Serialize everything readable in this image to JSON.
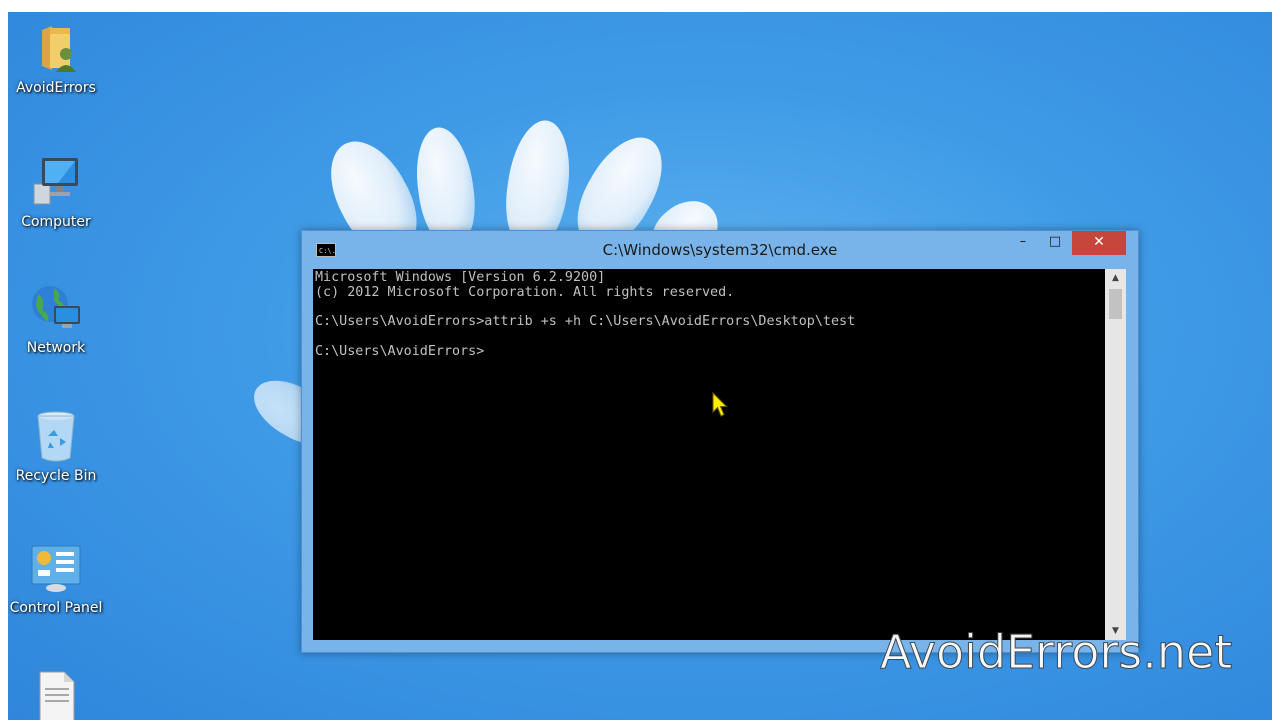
{
  "desktop": {
    "icons": [
      {
        "label": "AvoidErrors",
        "icon": "user-folder-icon"
      },
      {
        "label": "Computer",
        "icon": "computer-icon"
      },
      {
        "label": "Network",
        "icon": "network-icon"
      },
      {
        "label": "Recycle Bin",
        "icon": "recycle-bin-icon"
      },
      {
        "label": "Control Panel",
        "icon": "control-panel-icon"
      },
      {
        "label": "",
        "icon": "text-file-icon"
      }
    ]
  },
  "cmd": {
    "title": "C:\\Windows\\system32\\cmd.exe",
    "title_icon_text": "C:\\.",
    "minimize_label": "–",
    "maximize_label": "□",
    "close_label": "✕",
    "console_output": "Microsoft Windows [Version 6.2.9200]\n(c) 2012 Microsoft Corporation. All rights reserved.\n\nC:\\Users\\AvoidErrors>attrib +s +h C:\\Users\\AvoidErrors\\Desktop\\test\n\nC:\\Users\\AvoidErrors>",
    "scroll_up_label": "▲",
    "scroll_down_label": "▼",
    "colors": {
      "console_bg": "#000000",
      "console_fg": "#c0c0c0",
      "frame": "#78b4ea",
      "close_button": "#c7463c"
    }
  },
  "watermark": {
    "text": "AvoidErrors.net"
  },
  "cursor": {
    "color": "#ffee00",
    "icon": "mouse-pointer-icon"
  }
}
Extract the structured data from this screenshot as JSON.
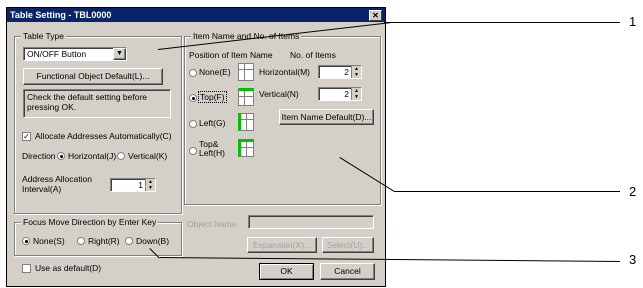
{
  "dialog": {
    "title": "Table Setting - TBL0000",
    "close_glyph": "✕"
  },
  "table_type": {
    "legend": "Table Type",
    "type_value": "ON/OFF Button",
    "functional_default_label": "Functional Object Default(L)...",
    "note": "Check the default setting before pressing OK.",
    "allocate_label": "Allocate Addresses Automatically(C)",
    "allocate_checked": true,
    "direction_label": "Direction",
    "horizontal_label": "Horizontal(J)",
    "vertical_label": "Vertical(K)",
    "interval_label_1": "Address Allocation",
    "interval_label_2": "Interval(A)",
    "interval_value": "1"
  },
  "item_name": {
    "legend": "Item Name and No. of Items",
    "position_header": "Position of Item Name",
    "count_header": "No. of Items",
    "none_label": "None(E)",
    "top_label": "Top(F)",
    "left_label": "Left(G)",
    "topleft_label_1": "Top&",
    "topleft_label_2": "Left(H)",
    "horizontal_label": "Horizontal(M)",
    "horizontal_value": "2",
    "vertical_label": "Vertical(N)",
    "vertical_value": "2",
    "item_default_label": "Item Name Default(D)..."
  },
  "focus": {
    "legend": "Focus Move Direction by Enter Key",
    "none_label": "None(S)",
    "right_label": "Right(R)",
    "down_label": "Down(B)"
  },
  "object_name": {
    "label": "Object Name",
    "value": "",
    "expansion_label": "Expansion(X)...",
    "select_label": "Select(U)..."
  },
  "footer": {
    "use_default_label": "Use as default(D)",
    "ok_label": "OK",
    "cancel_label": "Cancel"
  },
  "callouts": [
    "1",
    "2",
    "3"
  ],
  "colors": {
    "title_bar": "#0a246a",
    "face": "#d4d0c8",
    "indicator": "#00c000"
  }
}
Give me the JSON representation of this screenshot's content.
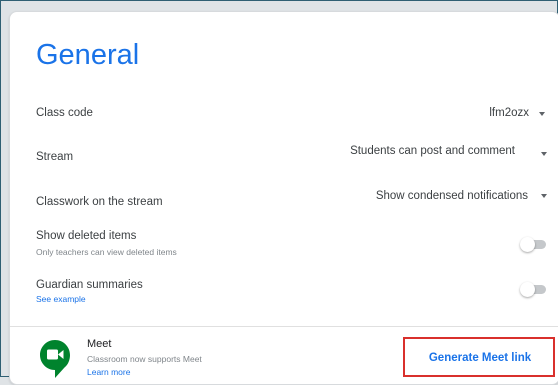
{
  "page": {
    "title": "General"
  },
  "settings": {
    "class_code": {
      "label": "Class code",
      "value": "lfm2ozx"
    },
    "stream": {
      "label": "Stream",
      "value": "Students can post and comment"
    },
    "classwork": {
      "label": "Classwork on the stream",
      "value": "Show condensed notifications"
    },
    "deleted": {
      "label": "Show deleted items",
      "description": "Only teachers can view deleted items",
      "enabled": false
    },
    "guardian": {
      "label": "Guardian summaries",
      "link": "See example",
      "enabled": false
    }
  },
  "meet": {
    "title": "Meet",
    "description": "Classroom now supports Meet",
    "link": "Learn more",
    "button": "Generate Meet link"
  },
  "colors": {
    "accent": "#1a73e8",
    "highlight": "#d9302c",
    "meet_green": "#00832d"
  },
  "icons": [
    "chevron-down-icon",
    "google-meet-icon"
  ]
}
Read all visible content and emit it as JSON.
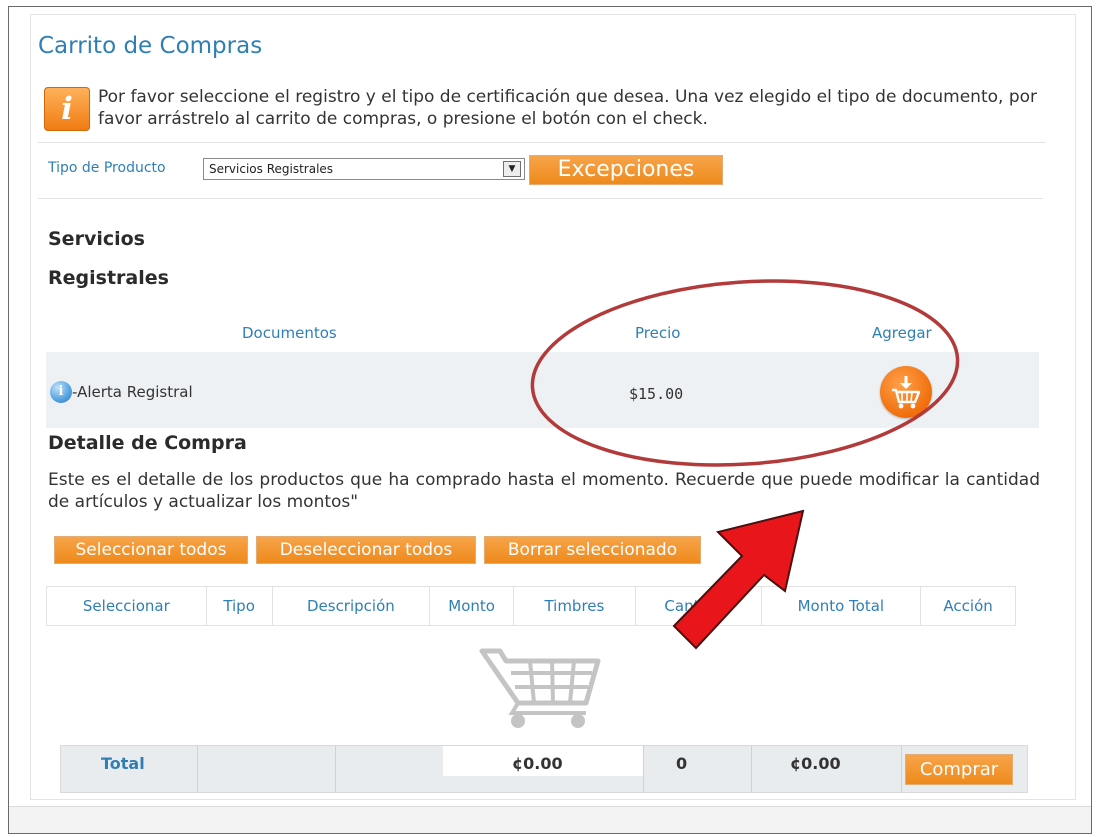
{
  "page": {
    "title": "Carrito de Compras"
  },
  "info": {
    "icon": "info-icon",
    "glyph": "i",
    "message": "Por favor seleccione el registro y el tipo de certificación que desea. Una vez elegido el tipo de documento, por favor arrástrelo al carrito de compras, o presione el botón con el check."
  },
  "filter": {
    "label": "Tipo de Producto",
    "selected": "Servicios Registrales",
    "exceptions_button": "Excepciones"
  },
  "section": {
    "title_line1": "Servicios",
    "title_line2": "Registrales"
  },
  "products": {
    "headers": {
      "documents": "Documentos",
      "price": "Precio",
      "add": "Agregar"
    },
    "row": {
      "name": "-Alerta Registral",
      "price": "$15.00",
      "info_icon": "info-circle-icon",
      "add_icon": "add-to-cart-icon"
    }
  },
  "detail": {
    "title": "Detalle de Compra",
    "description": "Este es el detalle de los productos que ha comprado hasta el momento. Recuerde que puede modificar la cantidad de artículos y actualizar los montos\"",
    "buttons": {
      "select_all": "Seleccionar todos",
      "deselect_all": "Deseleccionar todos",
      "delete_selected": "Borrar seleccionado"
    },
    "columns": [
      "Seleccionar",
      "Tipo",
      "Descripción",
      "Monto",
      "Timbres",
      "Cantidad",
      "Monto Total",
      "Acción"
    ],
    "empty_icon": "empty-cart-icon"
  },
  "totals": {
    "label": "Total",
    "amount": "¢0.00",
    "quantity": "0",
    "total_amount": "¢0.00",
    "buy_button": "Comprar"
  },
  "annotation": {
    "highlight_color": "#b23a3a",
    "arrow_color": "#e8161a"
  },
  "colors": {
    "accent_blue": "#2f7fb5",
    "orange": "#ef8d22"
  }
}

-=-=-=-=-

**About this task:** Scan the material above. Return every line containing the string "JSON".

**Answer to this problem:**
Serialize everything readable in this image to JSON.
Extract the structured data from this screenshot as JSON.
Give me the JSON representation of this screenshot's content.
Read all visible content and emit it as JSON.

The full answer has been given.